■ **Instructions for the task**: Return the lines of the data below in which the string "Select" occurs.

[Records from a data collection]
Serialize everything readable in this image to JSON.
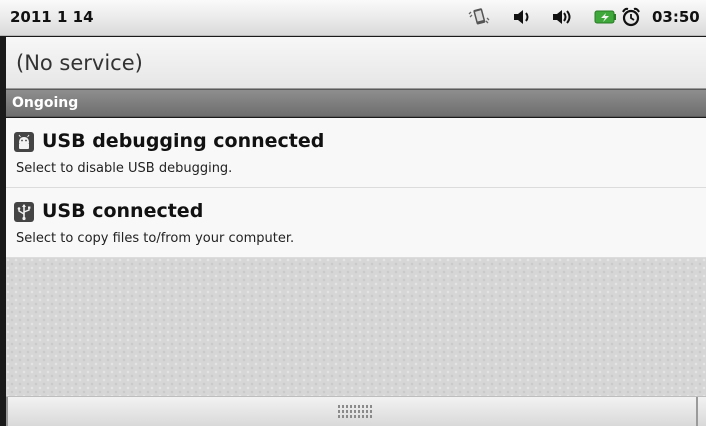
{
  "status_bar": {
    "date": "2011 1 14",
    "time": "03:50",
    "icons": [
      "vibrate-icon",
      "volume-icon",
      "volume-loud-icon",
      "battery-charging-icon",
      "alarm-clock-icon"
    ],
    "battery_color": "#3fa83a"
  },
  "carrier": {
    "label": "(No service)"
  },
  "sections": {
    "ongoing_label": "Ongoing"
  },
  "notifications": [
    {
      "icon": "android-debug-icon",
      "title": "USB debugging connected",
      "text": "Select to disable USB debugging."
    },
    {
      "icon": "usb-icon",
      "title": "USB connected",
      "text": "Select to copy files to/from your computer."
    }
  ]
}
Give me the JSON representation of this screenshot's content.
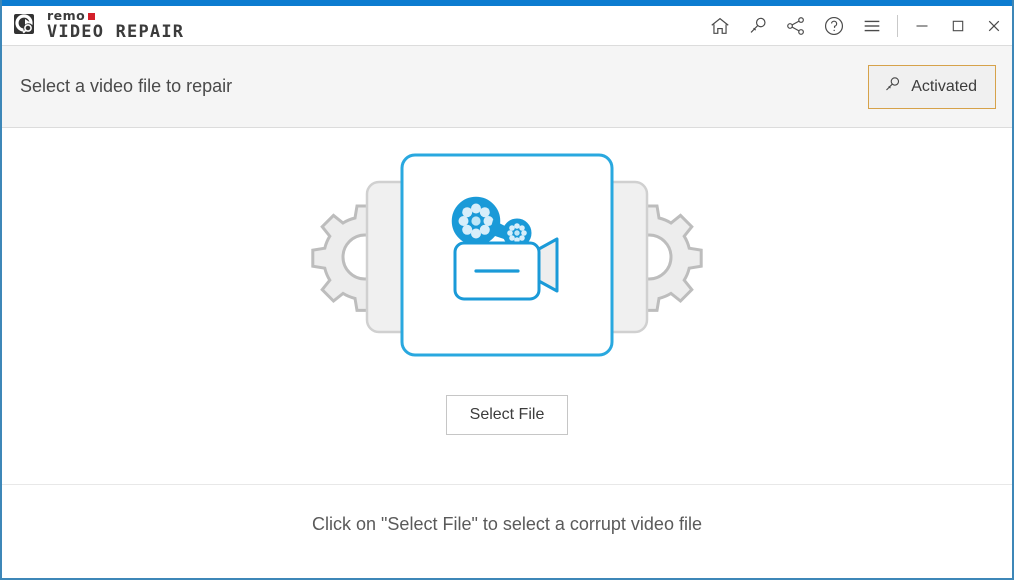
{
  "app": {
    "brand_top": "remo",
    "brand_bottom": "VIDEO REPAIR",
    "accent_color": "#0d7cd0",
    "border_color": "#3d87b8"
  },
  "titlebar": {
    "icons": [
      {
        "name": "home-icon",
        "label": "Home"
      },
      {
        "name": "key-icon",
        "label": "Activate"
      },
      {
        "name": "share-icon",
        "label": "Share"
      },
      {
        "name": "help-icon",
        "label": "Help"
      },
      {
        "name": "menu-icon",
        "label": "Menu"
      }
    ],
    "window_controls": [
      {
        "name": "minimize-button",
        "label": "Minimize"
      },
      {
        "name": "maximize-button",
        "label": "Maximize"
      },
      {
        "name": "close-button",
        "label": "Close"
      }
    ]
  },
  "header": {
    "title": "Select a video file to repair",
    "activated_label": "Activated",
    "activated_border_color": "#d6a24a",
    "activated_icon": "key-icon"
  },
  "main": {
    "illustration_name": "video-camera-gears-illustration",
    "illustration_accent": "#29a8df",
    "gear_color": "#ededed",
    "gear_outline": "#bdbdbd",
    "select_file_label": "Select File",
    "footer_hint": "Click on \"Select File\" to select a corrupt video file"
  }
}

■ **Finished task**:
      "text": "Select to disable USB debugging."
      "text": "Select to copy files to/from your computer."
    "title": "Select a video file to repair",
    "select_file_label": "Select File",
    "footer_hint": "Click on \"Select File\" to select a corrupt video file"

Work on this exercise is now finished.